The chairman of the Senate Environment and Public Works Committee expressed confidence he has the votes needed to pass a measure on the Senate floor next week repealing a last-minute Obama administration rule targeting oil and natural gas development on public and tribal lands.

“It’s duplicative, unnecessary, expensive, and we’ll pass [a Congressional Review Act resolution] next week,” Sen. John Barrasso (R-Wyo.) told Bloomberg BNA on May 2.

The “venting and flaring” rule, issued by the U.S. Bureau of Land Management two months before President Barack Obama left office, has been controversial across the West. Four states – Wyoming, Montana, North Dakota and Texas – have sued the BLM to stop the rule, and Western lawmakers are leading an effort to repeal the regulation using the CRA. A repeal measure passed the House in February and is now before the Senate.

Sens. Heidi Heitkamp (D-N.D.), Rob Portman (R-Ohio), Cory Gardner (R-Colo.) and Dean Heller (R-N.D.) are undecided on the issue, according to a Politico report this morning. Western Wire reached out yesterday to Heitkamp’s staff, who confirmed the senator remains undecided.

Some of the key organizations involved in pushing for the CRA have expressed confidence there will be a vote next week.

“Sen. Barrasso has been clear that he wants a vote on the methane rule before the CRA opportunity expires on May 11,” Robert Dillon, American Council for Capital Formation vice president of communications, said in a comment to Western Wire yesterday. “He’s put a lot of effort into this issue so I expect Senate leadership will give him a vote next week.”
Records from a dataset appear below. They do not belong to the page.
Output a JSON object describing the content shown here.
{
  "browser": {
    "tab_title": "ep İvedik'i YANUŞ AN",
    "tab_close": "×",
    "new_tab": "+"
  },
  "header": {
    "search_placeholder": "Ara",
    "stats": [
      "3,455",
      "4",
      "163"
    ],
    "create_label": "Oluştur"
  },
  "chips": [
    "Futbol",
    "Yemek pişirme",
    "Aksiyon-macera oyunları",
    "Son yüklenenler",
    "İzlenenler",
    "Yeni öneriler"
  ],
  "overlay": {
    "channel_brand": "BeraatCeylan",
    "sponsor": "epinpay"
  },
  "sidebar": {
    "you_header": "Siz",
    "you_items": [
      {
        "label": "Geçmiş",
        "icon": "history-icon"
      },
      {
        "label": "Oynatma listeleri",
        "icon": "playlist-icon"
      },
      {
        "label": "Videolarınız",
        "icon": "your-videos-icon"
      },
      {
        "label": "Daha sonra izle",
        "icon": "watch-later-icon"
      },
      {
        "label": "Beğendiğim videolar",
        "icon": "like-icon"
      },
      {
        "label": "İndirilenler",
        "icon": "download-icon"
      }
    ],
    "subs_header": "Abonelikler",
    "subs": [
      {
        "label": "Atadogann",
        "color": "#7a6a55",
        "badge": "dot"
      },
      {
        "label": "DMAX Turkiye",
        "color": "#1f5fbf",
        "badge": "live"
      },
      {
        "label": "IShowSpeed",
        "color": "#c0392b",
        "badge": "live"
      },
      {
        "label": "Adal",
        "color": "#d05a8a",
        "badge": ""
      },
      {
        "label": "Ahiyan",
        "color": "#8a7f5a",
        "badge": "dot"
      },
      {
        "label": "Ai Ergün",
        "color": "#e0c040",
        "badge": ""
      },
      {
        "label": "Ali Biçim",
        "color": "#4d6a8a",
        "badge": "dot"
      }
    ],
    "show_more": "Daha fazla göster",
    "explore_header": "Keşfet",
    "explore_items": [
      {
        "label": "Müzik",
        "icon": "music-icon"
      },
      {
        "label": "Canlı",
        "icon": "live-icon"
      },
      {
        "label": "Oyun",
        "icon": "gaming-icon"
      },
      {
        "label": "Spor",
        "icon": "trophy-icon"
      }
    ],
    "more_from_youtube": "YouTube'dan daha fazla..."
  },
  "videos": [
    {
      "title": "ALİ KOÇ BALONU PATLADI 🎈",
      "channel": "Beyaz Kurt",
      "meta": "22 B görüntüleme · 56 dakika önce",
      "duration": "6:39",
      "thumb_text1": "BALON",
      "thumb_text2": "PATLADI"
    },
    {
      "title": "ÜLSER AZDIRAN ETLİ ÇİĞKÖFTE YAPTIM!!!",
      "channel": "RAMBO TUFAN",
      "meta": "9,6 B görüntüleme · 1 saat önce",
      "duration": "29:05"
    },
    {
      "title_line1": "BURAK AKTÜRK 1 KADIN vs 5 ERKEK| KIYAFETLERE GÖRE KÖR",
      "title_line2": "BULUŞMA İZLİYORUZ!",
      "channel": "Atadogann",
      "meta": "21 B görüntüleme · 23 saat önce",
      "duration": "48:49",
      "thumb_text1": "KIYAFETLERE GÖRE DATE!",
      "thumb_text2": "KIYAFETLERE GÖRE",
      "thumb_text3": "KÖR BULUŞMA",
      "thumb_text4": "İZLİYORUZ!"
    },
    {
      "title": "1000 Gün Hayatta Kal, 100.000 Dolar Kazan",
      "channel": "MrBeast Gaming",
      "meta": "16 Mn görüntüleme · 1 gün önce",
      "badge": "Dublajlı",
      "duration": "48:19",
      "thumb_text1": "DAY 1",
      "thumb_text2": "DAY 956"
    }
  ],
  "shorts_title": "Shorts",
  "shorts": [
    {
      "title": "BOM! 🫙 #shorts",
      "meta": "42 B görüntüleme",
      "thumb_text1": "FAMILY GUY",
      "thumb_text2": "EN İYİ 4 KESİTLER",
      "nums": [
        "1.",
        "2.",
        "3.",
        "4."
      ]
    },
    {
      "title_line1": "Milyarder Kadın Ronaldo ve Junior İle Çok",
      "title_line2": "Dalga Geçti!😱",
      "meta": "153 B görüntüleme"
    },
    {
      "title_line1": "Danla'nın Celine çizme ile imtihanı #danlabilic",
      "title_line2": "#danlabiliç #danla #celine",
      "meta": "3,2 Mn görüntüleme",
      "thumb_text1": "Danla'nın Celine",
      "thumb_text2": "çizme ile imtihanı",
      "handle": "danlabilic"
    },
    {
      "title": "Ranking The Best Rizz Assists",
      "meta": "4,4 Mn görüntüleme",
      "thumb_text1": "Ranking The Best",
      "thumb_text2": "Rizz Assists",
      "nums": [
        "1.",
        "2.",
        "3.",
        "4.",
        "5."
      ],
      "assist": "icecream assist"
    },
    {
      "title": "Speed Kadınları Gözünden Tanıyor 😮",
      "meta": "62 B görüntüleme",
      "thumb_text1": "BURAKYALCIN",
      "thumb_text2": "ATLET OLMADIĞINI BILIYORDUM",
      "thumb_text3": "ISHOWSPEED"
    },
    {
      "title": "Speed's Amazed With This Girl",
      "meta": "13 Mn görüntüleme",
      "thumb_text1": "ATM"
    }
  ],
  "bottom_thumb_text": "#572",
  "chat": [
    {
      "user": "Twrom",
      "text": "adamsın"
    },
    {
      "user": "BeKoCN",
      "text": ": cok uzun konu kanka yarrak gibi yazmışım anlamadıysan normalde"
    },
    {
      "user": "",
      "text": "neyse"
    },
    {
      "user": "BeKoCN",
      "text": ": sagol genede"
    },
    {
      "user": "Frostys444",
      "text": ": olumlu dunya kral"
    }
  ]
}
Barrasso’s comments echo those of Western state and local officials, tribes, and business groups that have urged repeal of the rule, arguing that it adds another layer of federal regulation to existing rules that are already working. They also are concerned that the rule would prevent new oil and natural gas wells from being drilled and force others to close prematurely, limiting energy production and tax revenues.

The venting and flaring rule has angered officials from across the West, including New Mexico Gov. Susana Martinez (R)Utah Gov. Gary Herbert (R)North Dakota Gov. Doug Burgum (R), the Greater North Dakota ChamberGrand Junction Chamber of CommerceSouthern Ute Indian TribeColorado Association of Commerce and IndustryColorado Business Roundtable and Club 20, a coalition of local governments, tribes, businesses and citizens from the Western Slope.

“This God-awful rule is aimed right at North Dakota,” Rep. Kevin Cramer (R-N.D.) said in a March statement, urging the Senate to repeal the rule.

Cramer’s colleague in the Senate, Sen. John Hoeven (R-N.D.) said the rule was “duplicative, unworkable and will hamper job creation and economic growth in North Dakota” in a statement to Western Wire in March. “We need to pass this CRA and get to work on initiatives that will actually help our nation to produce more energy with good environmental stewardship.” Those initiatives include “encouraging investment in natural gas gathering systems on public lands to help reduce flaring,” he said.

“We are hoping Senator Heitkamp, as a conservative Democrat and one who understands the energy industry, will vote with us,” Andy Peterson, president of the Greater North Dakota Chamber, told Western Wire in February.

Sen. Gardner told reporters this week that he continues to weigh the pros and cons of the CRA resolution. “I want to make sure I’m taking into account opinions on both sides[,] both the support, the pro, and the cons of this so I’ll continue to hear those conversations,” he told Bloomberg BNA on May 2. “You know, Colorado has a really strong rule in place and I think that’s an important factor in this discussion as well.”

“There are people on both sides of this,” Gardner said in February. “A tremendous amount of people who live on the western slope of Colorado who are supportive of the resolution of disapproval — people in Grand Junction, Colo., the Grand Junction Chamber, the Colorado Association of Commerce and Industry, the Colorado Business Roundtable all support the resolution of disapproval.”

In a comment to Western Wire that month, Gardner also noted the primacy of state regulations over federal mandates. Referring to methane regulations Colorado developed in partnership with local stakeholders and industry, the senator touted the state’s “history of working out unique solutions tailor-made to meet the needs of our state” – solutions that will remain in effect even if the federal rule is overturned.

Groups inside the Beltway have also been rallying for passage of the CRA resolution. On Tuesday, eleven free-market organizations, including the American Council for Capital Formation, American Energy Alliance, and the Competitive Enterprise Institute, wrote a letter to senators, urging them to support the CRA. “The American people expect you to promote pro-growth policies that support affordable energy, jobs, and economic freedom,” the letter said. “The BLM methane rule is not one of those policies. H.J. Res. 36 must be undone, and the CRA is the ideal method for doing so.”

The window to pass CRA resolutions closes on May 11.